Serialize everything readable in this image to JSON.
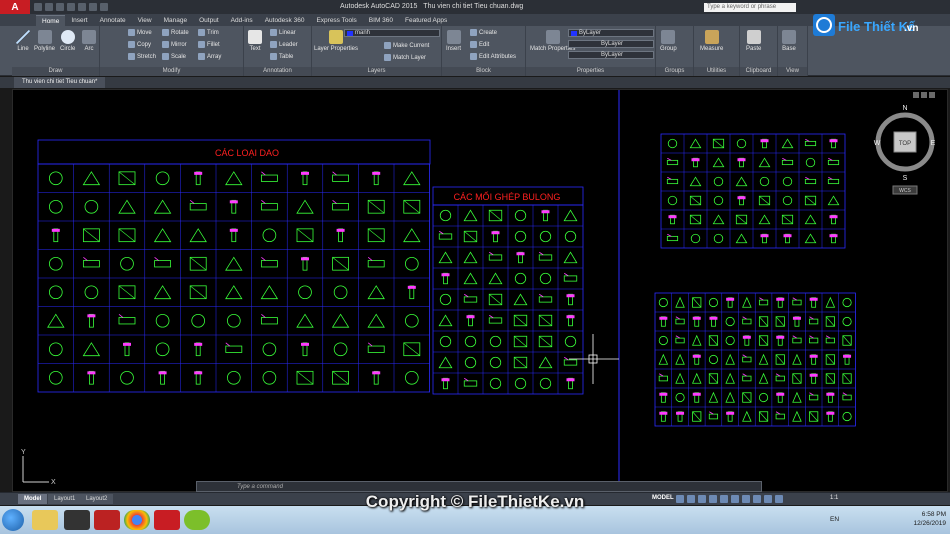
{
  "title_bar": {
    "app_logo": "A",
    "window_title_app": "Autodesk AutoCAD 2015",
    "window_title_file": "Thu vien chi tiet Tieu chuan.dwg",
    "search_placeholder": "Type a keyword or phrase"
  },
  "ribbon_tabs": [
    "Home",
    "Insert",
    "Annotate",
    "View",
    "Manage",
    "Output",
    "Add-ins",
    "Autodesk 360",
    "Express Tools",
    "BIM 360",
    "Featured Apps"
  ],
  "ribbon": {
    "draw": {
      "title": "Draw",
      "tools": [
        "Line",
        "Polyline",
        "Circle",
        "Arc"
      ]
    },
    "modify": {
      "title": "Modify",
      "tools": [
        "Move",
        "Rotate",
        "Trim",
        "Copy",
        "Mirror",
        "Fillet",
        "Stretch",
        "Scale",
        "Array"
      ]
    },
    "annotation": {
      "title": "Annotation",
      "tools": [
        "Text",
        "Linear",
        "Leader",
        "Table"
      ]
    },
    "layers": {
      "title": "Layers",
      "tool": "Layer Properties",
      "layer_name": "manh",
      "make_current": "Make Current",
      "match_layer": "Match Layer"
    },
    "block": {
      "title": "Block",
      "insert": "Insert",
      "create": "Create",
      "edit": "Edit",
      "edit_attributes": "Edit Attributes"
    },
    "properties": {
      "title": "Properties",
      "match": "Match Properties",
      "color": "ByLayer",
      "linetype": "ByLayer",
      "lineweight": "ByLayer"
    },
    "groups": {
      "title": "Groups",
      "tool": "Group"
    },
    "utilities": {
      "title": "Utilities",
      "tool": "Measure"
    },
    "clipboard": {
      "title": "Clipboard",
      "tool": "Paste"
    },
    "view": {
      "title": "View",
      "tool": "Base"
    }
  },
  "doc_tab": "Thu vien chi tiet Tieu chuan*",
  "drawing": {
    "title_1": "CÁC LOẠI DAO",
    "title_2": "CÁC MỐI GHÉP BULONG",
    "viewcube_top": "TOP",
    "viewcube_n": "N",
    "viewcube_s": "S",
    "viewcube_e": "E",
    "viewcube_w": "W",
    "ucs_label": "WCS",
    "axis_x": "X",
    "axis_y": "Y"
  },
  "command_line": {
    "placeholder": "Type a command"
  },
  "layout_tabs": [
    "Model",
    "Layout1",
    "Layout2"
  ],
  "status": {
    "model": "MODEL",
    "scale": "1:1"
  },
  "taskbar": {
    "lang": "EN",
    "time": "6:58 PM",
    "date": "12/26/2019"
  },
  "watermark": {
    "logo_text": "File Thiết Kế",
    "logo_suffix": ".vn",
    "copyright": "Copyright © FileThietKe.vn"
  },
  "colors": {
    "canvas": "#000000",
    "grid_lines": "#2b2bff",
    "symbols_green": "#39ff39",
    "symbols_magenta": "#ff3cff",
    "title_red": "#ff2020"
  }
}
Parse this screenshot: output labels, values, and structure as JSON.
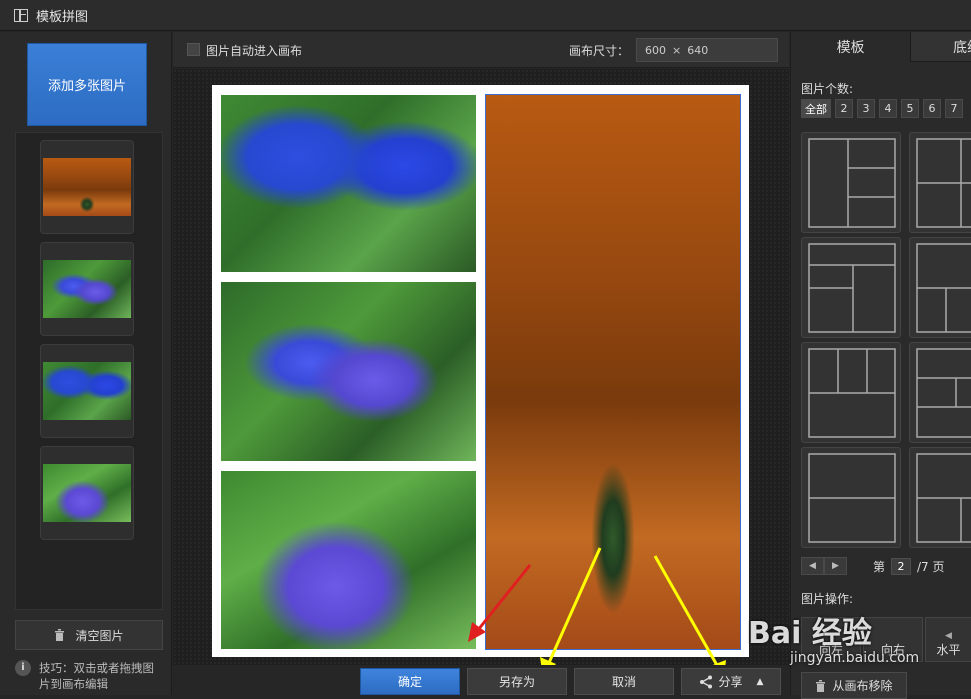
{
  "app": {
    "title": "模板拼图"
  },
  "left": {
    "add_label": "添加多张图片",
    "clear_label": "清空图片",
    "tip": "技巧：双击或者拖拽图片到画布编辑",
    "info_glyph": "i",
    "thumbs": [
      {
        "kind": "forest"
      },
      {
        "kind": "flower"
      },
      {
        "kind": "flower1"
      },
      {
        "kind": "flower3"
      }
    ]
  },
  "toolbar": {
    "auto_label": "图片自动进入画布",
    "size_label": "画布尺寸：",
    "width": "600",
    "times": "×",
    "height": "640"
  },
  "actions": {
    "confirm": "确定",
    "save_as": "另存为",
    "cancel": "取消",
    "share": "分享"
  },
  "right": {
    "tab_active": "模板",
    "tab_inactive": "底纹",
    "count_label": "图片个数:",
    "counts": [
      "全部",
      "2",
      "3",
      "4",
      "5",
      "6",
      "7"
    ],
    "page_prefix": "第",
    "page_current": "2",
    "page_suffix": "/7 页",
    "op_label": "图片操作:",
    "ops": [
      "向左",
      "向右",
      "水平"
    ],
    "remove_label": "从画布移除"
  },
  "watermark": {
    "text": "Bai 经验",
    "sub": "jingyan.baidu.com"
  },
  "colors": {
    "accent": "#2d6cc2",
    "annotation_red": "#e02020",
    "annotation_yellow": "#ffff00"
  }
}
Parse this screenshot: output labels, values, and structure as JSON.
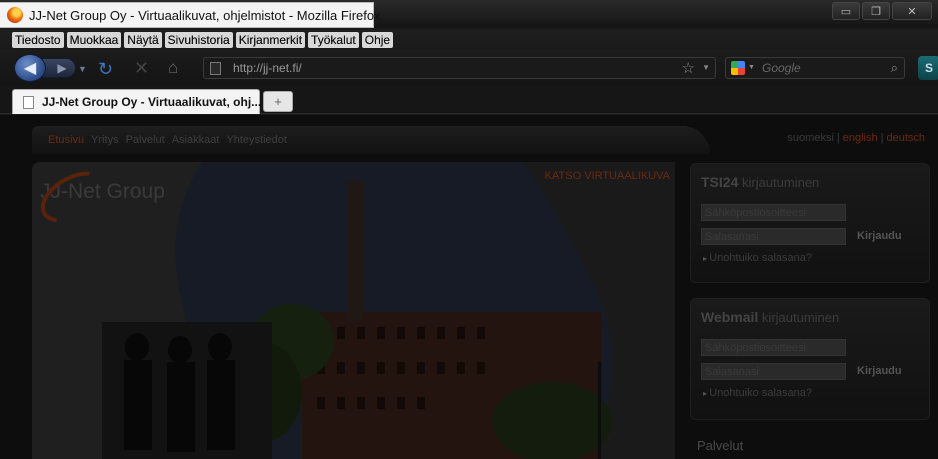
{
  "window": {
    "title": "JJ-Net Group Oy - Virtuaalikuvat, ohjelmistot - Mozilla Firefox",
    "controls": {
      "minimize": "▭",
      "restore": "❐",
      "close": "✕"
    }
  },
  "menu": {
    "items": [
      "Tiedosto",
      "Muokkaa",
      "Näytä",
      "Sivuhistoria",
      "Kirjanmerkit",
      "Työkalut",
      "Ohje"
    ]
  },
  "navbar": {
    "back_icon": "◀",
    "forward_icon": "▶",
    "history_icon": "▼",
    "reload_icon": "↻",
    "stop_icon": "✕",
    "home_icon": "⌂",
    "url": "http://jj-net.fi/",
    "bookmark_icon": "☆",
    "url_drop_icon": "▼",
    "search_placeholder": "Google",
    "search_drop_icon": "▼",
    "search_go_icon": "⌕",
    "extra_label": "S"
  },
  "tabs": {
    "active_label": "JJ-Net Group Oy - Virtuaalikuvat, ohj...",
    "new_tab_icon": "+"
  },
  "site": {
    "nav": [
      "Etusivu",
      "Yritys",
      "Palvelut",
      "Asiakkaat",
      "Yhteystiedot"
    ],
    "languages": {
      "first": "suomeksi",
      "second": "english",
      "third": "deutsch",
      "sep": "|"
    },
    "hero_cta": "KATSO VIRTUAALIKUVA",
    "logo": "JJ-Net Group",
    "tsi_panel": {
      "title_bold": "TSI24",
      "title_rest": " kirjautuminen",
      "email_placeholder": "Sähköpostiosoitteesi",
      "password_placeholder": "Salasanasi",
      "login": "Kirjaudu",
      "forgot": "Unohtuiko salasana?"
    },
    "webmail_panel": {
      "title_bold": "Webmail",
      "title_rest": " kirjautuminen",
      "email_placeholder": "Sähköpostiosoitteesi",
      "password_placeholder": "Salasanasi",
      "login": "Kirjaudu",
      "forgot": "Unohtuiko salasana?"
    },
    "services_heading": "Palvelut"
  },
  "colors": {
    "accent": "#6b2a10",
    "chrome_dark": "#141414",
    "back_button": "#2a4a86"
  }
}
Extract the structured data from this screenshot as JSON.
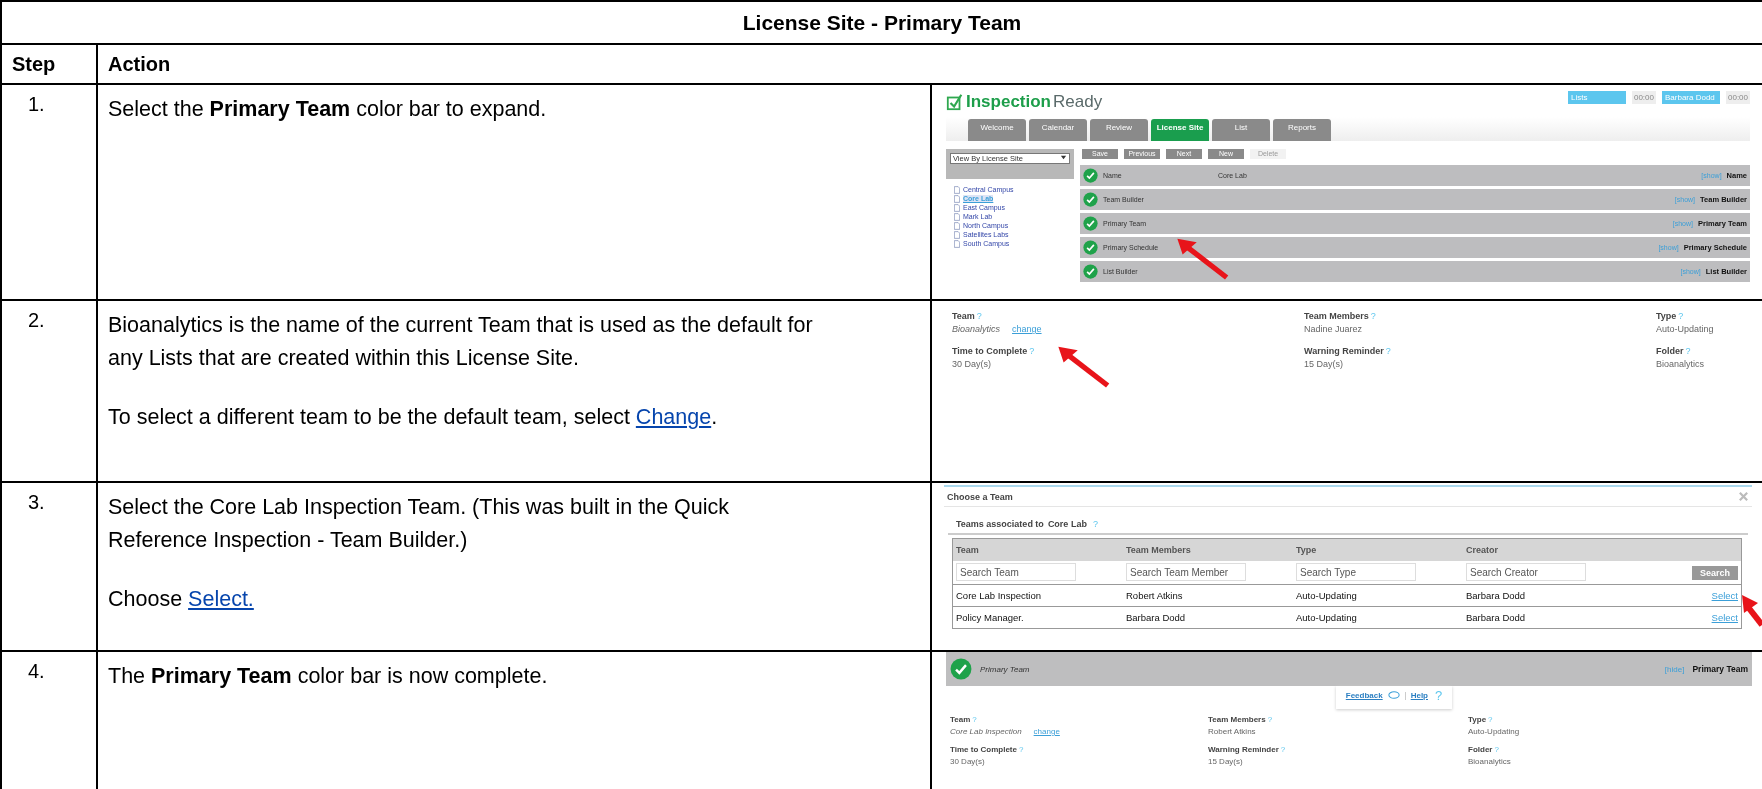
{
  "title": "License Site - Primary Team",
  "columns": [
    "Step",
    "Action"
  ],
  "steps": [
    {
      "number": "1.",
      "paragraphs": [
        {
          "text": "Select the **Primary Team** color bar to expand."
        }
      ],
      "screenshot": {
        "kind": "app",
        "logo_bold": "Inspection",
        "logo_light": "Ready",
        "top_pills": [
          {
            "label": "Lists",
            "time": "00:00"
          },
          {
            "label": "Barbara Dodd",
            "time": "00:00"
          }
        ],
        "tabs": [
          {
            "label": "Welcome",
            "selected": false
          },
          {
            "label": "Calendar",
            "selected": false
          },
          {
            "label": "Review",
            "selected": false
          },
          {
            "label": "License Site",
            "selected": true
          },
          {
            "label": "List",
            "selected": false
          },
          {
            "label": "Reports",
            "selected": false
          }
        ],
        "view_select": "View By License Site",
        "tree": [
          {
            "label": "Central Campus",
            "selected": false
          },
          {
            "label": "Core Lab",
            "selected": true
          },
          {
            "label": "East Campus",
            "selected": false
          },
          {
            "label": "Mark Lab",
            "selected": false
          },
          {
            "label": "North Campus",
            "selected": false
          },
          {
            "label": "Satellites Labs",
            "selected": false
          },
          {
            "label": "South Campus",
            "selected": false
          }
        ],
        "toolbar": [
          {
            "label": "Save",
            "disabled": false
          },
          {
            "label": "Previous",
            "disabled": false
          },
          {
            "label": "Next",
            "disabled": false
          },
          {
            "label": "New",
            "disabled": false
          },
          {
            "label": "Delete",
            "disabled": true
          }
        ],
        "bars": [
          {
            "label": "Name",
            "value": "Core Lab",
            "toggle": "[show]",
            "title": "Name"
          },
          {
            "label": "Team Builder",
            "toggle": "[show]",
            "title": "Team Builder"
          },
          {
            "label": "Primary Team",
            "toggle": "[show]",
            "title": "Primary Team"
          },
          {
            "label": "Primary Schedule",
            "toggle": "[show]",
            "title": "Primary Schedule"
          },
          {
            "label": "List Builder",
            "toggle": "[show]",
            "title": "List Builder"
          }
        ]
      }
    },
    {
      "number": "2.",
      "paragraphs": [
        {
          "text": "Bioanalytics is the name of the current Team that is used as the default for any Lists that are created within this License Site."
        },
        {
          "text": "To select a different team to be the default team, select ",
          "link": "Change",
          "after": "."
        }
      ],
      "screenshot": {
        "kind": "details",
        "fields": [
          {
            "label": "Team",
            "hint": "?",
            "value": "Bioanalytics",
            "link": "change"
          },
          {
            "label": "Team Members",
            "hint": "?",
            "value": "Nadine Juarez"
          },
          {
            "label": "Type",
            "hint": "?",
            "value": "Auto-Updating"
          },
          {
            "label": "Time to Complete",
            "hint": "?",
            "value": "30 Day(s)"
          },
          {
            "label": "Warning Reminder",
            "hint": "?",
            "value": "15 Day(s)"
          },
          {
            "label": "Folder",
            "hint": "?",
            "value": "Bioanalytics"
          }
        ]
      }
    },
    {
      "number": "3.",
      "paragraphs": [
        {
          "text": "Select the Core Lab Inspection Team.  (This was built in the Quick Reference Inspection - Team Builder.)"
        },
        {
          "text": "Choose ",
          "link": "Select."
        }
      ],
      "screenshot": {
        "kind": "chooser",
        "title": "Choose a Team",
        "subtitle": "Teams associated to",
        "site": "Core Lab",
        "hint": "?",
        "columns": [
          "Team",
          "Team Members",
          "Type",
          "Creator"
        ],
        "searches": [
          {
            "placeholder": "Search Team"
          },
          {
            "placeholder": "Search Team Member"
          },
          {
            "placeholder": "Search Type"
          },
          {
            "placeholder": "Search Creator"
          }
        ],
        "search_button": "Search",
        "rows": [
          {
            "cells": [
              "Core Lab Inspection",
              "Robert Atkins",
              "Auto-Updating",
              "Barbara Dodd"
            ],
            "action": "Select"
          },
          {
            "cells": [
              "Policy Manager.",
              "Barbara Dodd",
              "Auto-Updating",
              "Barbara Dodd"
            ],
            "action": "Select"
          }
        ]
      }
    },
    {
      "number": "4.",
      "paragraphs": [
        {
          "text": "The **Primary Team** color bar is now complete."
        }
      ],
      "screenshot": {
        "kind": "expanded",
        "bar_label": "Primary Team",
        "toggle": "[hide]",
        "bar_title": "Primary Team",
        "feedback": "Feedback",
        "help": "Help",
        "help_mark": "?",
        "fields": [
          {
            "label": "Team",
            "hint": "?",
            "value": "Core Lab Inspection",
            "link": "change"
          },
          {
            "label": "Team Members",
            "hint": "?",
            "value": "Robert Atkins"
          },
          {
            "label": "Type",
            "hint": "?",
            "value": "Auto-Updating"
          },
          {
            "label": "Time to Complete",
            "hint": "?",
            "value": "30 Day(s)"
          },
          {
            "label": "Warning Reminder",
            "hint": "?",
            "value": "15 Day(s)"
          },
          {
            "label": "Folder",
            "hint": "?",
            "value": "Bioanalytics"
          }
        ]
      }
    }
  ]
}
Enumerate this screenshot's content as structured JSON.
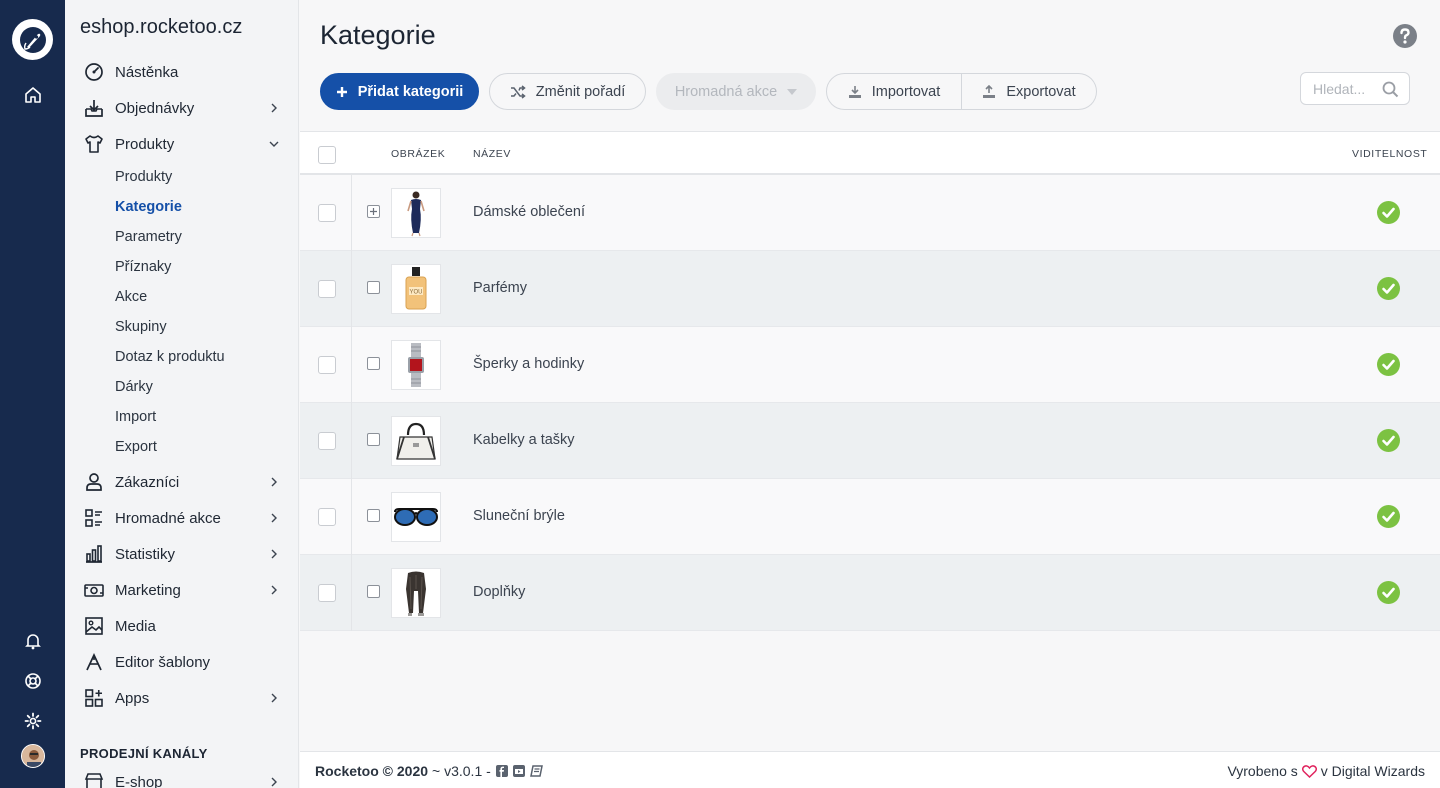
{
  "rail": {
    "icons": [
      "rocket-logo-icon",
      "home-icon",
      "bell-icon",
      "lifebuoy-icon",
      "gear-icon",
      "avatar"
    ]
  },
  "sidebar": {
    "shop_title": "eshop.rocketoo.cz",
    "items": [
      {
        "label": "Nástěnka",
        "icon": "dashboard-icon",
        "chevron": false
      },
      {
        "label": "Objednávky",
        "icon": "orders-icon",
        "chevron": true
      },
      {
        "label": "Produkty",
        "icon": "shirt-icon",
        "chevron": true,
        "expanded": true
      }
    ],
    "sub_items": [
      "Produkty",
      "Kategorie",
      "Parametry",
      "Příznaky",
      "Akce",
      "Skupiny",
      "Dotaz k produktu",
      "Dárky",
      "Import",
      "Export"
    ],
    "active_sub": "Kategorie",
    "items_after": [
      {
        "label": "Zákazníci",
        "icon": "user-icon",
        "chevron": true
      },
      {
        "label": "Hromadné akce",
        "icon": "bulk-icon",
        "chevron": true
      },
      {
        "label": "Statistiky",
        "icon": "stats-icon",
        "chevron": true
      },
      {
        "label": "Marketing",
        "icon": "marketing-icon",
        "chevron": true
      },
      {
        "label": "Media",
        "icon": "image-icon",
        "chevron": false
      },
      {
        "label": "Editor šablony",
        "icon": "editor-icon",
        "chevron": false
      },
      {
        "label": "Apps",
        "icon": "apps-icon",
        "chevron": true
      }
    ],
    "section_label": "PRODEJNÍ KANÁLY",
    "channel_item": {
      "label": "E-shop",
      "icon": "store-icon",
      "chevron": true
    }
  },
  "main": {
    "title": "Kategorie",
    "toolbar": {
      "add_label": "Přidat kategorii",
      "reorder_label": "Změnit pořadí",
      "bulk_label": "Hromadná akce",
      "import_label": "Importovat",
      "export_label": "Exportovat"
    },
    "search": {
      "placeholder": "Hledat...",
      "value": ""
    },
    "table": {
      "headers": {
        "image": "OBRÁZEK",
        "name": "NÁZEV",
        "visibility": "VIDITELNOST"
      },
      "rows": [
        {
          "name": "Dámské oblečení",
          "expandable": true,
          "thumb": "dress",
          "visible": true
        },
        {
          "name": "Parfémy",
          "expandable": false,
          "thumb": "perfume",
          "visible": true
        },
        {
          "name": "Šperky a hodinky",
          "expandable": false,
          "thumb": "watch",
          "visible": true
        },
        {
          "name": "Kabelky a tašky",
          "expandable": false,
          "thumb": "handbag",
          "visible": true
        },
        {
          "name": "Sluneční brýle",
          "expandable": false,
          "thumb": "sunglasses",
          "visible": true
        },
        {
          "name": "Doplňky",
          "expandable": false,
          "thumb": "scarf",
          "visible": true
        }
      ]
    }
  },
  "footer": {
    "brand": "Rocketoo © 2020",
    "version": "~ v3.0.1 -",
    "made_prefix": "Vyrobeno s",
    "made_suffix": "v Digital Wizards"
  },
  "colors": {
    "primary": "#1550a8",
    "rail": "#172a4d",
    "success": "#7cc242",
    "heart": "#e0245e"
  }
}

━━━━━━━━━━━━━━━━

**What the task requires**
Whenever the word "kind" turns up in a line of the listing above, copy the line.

**Response to the task**
        "kind": "forest"
        "kind": "flower"
        "kind": "flower1"
        "kind": "flower3"
        "kind": "app",
        "kind": "details",
        "kind": "chooser",
        "kind": "expanded",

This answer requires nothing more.